— Task brief —
Among these records, tally each line with the word "content"; the answer is that number alone.

Top of Exercise material

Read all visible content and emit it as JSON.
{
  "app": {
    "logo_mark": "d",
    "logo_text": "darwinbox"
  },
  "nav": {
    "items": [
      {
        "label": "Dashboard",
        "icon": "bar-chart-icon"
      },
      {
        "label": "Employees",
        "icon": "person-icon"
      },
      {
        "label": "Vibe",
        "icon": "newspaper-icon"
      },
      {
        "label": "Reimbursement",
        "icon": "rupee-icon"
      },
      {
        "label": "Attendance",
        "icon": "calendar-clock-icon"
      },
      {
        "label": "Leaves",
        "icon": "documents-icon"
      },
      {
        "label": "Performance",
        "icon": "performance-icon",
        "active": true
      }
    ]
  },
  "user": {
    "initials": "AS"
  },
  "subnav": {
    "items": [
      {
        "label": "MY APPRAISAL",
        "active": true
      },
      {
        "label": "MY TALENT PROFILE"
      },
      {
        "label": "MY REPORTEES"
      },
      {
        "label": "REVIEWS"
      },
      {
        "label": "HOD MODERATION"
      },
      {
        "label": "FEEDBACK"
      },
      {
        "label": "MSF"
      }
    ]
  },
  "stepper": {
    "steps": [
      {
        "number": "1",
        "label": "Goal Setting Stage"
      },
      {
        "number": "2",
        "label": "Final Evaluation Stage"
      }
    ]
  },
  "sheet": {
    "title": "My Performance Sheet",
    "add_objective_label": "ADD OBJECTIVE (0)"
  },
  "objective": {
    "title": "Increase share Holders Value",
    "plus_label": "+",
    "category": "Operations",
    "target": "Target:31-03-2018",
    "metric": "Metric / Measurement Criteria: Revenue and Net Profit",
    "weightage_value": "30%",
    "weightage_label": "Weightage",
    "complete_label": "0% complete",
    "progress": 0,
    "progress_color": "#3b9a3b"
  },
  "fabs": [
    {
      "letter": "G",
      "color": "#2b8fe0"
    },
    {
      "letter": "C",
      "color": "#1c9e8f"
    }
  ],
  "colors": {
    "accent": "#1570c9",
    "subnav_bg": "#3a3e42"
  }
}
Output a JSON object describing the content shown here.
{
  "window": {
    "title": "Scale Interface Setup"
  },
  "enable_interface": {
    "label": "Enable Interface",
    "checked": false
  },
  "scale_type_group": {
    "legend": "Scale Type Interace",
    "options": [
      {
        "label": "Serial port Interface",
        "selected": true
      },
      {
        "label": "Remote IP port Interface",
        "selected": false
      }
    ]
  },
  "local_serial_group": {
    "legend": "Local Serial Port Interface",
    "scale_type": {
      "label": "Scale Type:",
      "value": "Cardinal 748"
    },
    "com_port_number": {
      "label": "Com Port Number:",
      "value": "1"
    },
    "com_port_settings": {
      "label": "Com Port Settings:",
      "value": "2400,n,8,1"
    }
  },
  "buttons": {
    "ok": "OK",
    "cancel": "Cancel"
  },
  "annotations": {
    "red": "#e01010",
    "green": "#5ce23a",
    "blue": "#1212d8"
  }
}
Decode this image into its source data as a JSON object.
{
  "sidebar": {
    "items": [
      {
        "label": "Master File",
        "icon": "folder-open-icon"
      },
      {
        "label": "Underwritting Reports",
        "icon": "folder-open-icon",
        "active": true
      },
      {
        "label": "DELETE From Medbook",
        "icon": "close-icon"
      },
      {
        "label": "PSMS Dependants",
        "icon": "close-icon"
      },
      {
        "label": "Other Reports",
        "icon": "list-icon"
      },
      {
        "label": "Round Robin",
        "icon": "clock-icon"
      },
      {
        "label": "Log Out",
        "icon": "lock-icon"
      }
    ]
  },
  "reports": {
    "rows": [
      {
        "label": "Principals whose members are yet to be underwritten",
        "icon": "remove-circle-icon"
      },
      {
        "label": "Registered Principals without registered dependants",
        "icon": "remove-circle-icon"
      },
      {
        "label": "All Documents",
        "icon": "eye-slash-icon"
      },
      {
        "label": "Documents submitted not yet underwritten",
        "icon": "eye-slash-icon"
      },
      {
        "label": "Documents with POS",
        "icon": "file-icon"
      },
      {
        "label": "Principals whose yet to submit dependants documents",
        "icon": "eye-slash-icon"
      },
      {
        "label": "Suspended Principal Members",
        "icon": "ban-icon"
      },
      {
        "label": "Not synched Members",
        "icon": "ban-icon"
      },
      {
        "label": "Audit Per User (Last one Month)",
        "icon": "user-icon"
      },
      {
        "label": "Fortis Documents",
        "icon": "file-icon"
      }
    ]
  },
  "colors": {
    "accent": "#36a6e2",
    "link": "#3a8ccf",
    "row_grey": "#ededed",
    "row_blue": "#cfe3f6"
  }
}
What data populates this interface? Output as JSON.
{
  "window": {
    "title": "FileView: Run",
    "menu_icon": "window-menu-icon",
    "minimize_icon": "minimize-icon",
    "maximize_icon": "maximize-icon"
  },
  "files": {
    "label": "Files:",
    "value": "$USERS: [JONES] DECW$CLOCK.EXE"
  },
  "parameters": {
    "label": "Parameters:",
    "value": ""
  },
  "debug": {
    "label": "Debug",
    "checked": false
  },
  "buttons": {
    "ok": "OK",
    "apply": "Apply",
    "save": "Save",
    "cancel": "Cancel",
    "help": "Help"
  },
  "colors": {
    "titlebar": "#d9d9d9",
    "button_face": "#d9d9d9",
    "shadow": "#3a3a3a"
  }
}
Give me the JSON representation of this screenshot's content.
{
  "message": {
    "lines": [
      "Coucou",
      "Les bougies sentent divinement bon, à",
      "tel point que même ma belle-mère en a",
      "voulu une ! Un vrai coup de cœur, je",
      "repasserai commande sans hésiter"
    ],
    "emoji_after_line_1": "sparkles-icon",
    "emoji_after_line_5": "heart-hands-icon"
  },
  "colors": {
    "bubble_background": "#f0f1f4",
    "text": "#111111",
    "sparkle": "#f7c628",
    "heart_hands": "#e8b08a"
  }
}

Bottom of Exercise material

— Answer section —
3